Walker mentioned MillerCoors in his 2013 State of the State address. “MillerCoors is in a hyper-competitive industry. They’re looking to find a competitive advantage: who can get a cold beer on a bar in Madison or Green Bay or even Chicago, the fastest. Beer trucks are tied up in the Zoo Interchange? The MillerCoors brewery here in Wisconsin is at a disadvantage,” Walker said.
Now Walker wants to put off the project’s completion for two years because he does not want to raise taxes or fees.
Work has been underway for a couple years and its completion is slated for 2020. But Walker announced this week that he wants to push back the end date to 2022. He says the delay – among others — would allow him to increase funding for local roads and bridges, while holding the line on spending in his next biennial budget.
“Good roads and bridges are crucial for Wisconsin’s economy, businesses and citizens, and this budget proposal proves you don’t have to raise taxes or fees to maintain a safe and strong transportation network,” Walker says.

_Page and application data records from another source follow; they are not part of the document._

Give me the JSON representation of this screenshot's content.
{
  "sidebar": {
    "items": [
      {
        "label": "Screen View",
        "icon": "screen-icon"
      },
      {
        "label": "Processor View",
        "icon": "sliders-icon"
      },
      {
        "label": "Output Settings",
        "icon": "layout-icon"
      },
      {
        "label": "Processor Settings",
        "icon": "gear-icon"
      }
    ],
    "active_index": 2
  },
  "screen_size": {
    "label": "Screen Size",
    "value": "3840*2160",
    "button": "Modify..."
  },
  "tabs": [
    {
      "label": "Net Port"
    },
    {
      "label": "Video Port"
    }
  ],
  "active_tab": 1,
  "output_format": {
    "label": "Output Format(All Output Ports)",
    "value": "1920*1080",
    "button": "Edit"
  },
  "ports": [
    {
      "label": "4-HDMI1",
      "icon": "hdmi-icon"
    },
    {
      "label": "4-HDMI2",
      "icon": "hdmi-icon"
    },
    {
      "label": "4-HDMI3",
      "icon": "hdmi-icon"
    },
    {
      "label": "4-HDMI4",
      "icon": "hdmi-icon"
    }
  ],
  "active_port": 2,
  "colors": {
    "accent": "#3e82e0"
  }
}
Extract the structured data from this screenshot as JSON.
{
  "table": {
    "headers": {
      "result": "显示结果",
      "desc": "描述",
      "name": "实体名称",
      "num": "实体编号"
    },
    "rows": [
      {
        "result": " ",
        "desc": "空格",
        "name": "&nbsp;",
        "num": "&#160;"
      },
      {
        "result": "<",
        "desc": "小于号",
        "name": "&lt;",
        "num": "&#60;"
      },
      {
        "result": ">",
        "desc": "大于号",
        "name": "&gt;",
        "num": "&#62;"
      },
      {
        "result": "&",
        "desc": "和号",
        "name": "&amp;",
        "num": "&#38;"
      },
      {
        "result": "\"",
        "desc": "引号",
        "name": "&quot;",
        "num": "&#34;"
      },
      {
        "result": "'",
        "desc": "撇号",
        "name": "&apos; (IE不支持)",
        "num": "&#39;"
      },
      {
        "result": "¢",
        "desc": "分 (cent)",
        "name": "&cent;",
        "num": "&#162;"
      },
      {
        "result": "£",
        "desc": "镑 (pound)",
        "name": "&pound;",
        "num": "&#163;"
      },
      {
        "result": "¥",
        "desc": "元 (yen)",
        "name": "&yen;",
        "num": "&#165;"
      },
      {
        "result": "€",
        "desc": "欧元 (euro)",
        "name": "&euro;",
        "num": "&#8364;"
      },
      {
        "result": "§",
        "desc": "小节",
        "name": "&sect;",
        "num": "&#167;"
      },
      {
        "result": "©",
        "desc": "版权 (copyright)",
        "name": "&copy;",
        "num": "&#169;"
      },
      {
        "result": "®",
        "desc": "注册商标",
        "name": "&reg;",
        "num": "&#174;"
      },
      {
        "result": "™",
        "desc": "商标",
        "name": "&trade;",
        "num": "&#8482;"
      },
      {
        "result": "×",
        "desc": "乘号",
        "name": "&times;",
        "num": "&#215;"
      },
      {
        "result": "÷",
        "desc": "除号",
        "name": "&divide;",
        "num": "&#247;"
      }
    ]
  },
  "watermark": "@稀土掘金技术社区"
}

The Zoo Interchange delay would affect thousands of drivers already weary of lane back-ups and detours.
“The Zoo Interchange carries over 300,000 vehicles — autos and trucks — on an average weekday, and is likely the busiest in the state of Wisconsin,” Ken Yunker says. He’s with the Southeastern Wisconsin Regional Planning Commission, or SEWRPC.

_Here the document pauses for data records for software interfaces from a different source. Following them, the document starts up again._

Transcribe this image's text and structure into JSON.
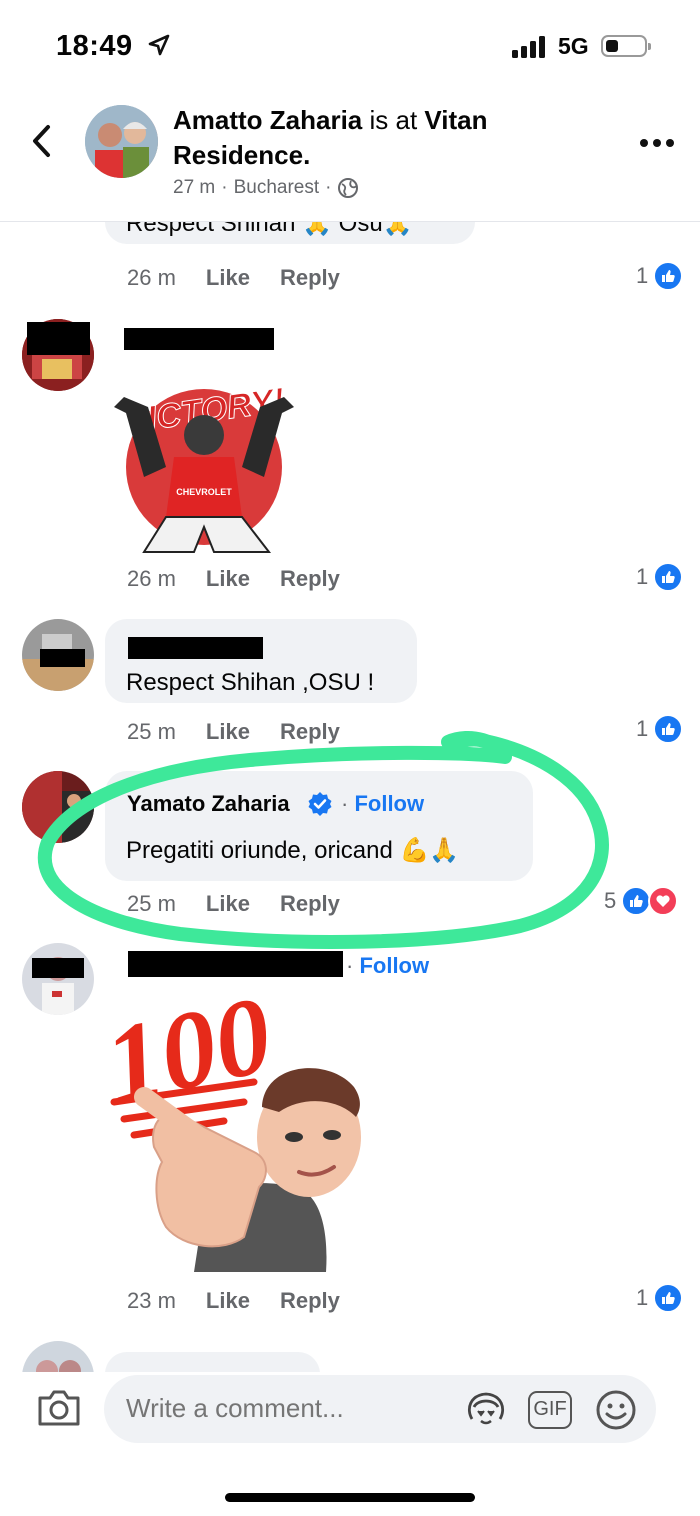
{
  "status": {
    "time": "18:49",
    "network": "5G"
  },
  "header": {
    "name": "Amatto Zaharia",
    "is_at": " is at ",
    "place": "Vitan Residence.",
    "time_ago": "27 m",
    "sep": "·",
    "location": "Bucharest"
  },
  "comments": [
    {
      "text": "Respect Shihan 🙏 Osu🙏",
      "time": "26 m",
      "like": "Like",
      "reply": "Reply",
      "reactions": "1"
    },
    {
      "sticker_text": "VICTORY!",
      "sticker_logo": "CHEVROLET",
      "time": "26 m",
      "like": "Like",
      "reply": "Reply",
      "reactions": "1"
    },
    {
      "text": "Respect Shihan ,OSU !",
      "time": "25 m",
      "like": "Like",
      "reply": "Reply",
      "reactions": "1"
    },
    {
      "name": "Yamato Zaharia",
      "follow": "Follow",
      "text": "Pregatiti oriunde, oricand 💪🙏",
      "time": "25 m",
      "like": "Like",
      "reply": "Reply",
      "reactions": "5"
    },
    {
      "follow": "Follow",
      "sticker_text": "100",
      "time": "23 m",
      "like": "Like",
      "reply": "Reply",
      "reactions": "1"
    }
  ],
  "composer": {
    "placeholder": "Write a comment...",
    "gif": "GIF"
  },
  "colors": {
    "accent": "#1877f2",
    "highlight": "#3ee89a",
    "heart": "#f33e58"
  }
}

Walker’s administration is trying to put the proposal in perspective. The Department of Transportation says core work on the Zoo Interchange would be completed, as planned, in 2020. Only the “north leg” — highways 41 and 45, from Watertown Plank to Burleigh — would take an extra two years.

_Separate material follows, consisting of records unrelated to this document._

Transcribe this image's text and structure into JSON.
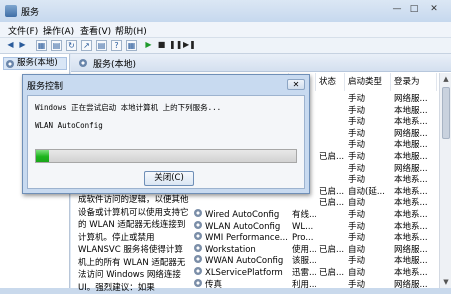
{
  "window": {
    "title": "服务"
  },
  "menu": [
    "文件(F)",
    "操作(A)",
    "查看(V)",
    "帮助(H)"
  ],
  "nav": {
    "item": "服务(本地)"
  },
  "content": {
    "header": "服务(本地)"
  },
  "description": "成软件访问的逻辑，以便其他设备或计算机可以使用支持它的 WLAN 适配器无线连接到计算机。停止或禁用 WLANSVC 服务将使得计算机上的所有 WLAN 适配器无法访问 Windows 网络连接 UI。强烈建议：如果",
  "columns": [
    "",
    "",
    "状态",
    "启动类型",
    "登录为"
  ],
  "rows": [
    {
      "name": "",
      "desc": "",
      "status": "",
      "startup": "手动",
      "logon": "网络服..."
    },
    {
      "name": "",
      "desc": "",
      "status": "",
      "startup": "手动",
      "logon": "本地服..."
    },
    {
      "name": "",
      "desc": "",
      "status": "",
      "startup": "手动",
      "logon": "本地系..."
    },
    {
      "name": "",
      "desc": "",
      "status": "",
      "startup": "手动",
      "logon": "网络服..."
    },
    {
      "name": "",
      "desc": "",
      "status": "",
      "startup": "手动",
      "logon": "本地服..."
    },
    {
      "name": "",
      "desc": "",
      "status": "已启...",
      "startup": "手动",
      "logon": "本地服..."
    },
    {
      "name": "",
      "desc": "",
      "status": "",
      "startup": "手动",
      "logon": "网络服..."
    },
    {
      "name": "",
      "desc": "",
      "status": "",
      "startup": "手动",
      "logon": "本地系..."
    },
    {
      "name": "",
      "desc": "",
      "status": "已启...",
      "startup": "自动(延...",
      "logon": "本地系..."
    },
    {
      "name": "",
      "desc": "",
      "status": "已启...",
      "startup": "自动",
      "logon": "本地系..."
    },
    {
      "name": "Wired AutoConfig",
      "desc": "有线...",
      "status": "",
      "startup": "手动",
      "logon": "本地系..."
    },
    {
      "name": "WLAN AutoConfig",
      "desc": "WL...",
      "status": "",
      "startup": "手动",
      "logon": "本地系..."
    },
    {
      "name": "WMI Performance...",
      "desc": "Pro...",
      "status": "",
      "startup": "手动",
      "logon": "本地系..."
    },
    {
      "name": "Workstation",
      "desc": "使用...",
      "status": "已启...",
      "startup": "自动",
      "logon": "网络服..."
    },
    {
      "name": "WWAN AutoConfig",
      "desc": "该服...",
      "status": "",
      "startup": "手动",
      "logon": "本地服..."
    },
    {
      "name": "XLServicePlatform",
      "desc": "迅雷...",
      "status": "已启...",
      "startup": "自动",
      "logon": "本地系..."
    },
    {
      "name": "传真",
      "desc": "利用...",
      "status": "",
      "startup": "手动",
      "logon": "网络服..."
    }
  ],
  "dialog": {
    "title": "服务控制",
    "message": "Windows 正在尝试启动 本地计算机 上的下列服务...",
    "service": "WLAN AutoConfig",
    "close_button": "关闭(C)",
    "progress": 0.05
  }
}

Milwaukee Ald. Michael Murphy opposes any delays. His district borders the construction.
Murphy says it’s forced drivers off the highways and onto local roads. “When you have a lot of congestion, you’re going to have situations where traffic then unfortunately gets off the freeway and becomes a problem on local residential streets,” he says.
Murphy says some of those drivers make neighborhoods unsafe by speeding and ignoring stop signs.
GOP Assembly Speaker Robin Vos is among state lawmakers voicing concerns about the Republican governor’s plan, fearing delayed projects eventually will cost more.
Yet Brookfield Republican Rep. Rob Hutton defends Walker for limiting spending in the next budget. “I would applaud the governor (for) taking that perspective and I think it would be well-served for all the Legislature to be looking to that end, as well,” he says.
Hutton says legislators should closely examine the entire transportation budget when they get their crack at it.
“I think we have a lot more due diligence that we need to be doing, in terms of how can we more frugally operate and function within DOT. How can we do better in terms of prioritizing our projects and the infrastructure needs that we have, and what ways can we do more with less. I think we need to have far more of that discussion,” Hutton says.
The reality Wisconsin faces, according to Ken Yunker of SEWRPC, is that some freeways are nearing the end of their useful life. So he wonders whether delays now will bump into other looming construction needs.
“The freeway system in southeastern Wisconsin was largely built in the late 1960s, early 1970s. And we face a need to rebuild not just the Zoo Interchange, but the entire freeway system,” he says.
Yunker says Wisconsin needs a sound plan to rebuild its system before it wears out.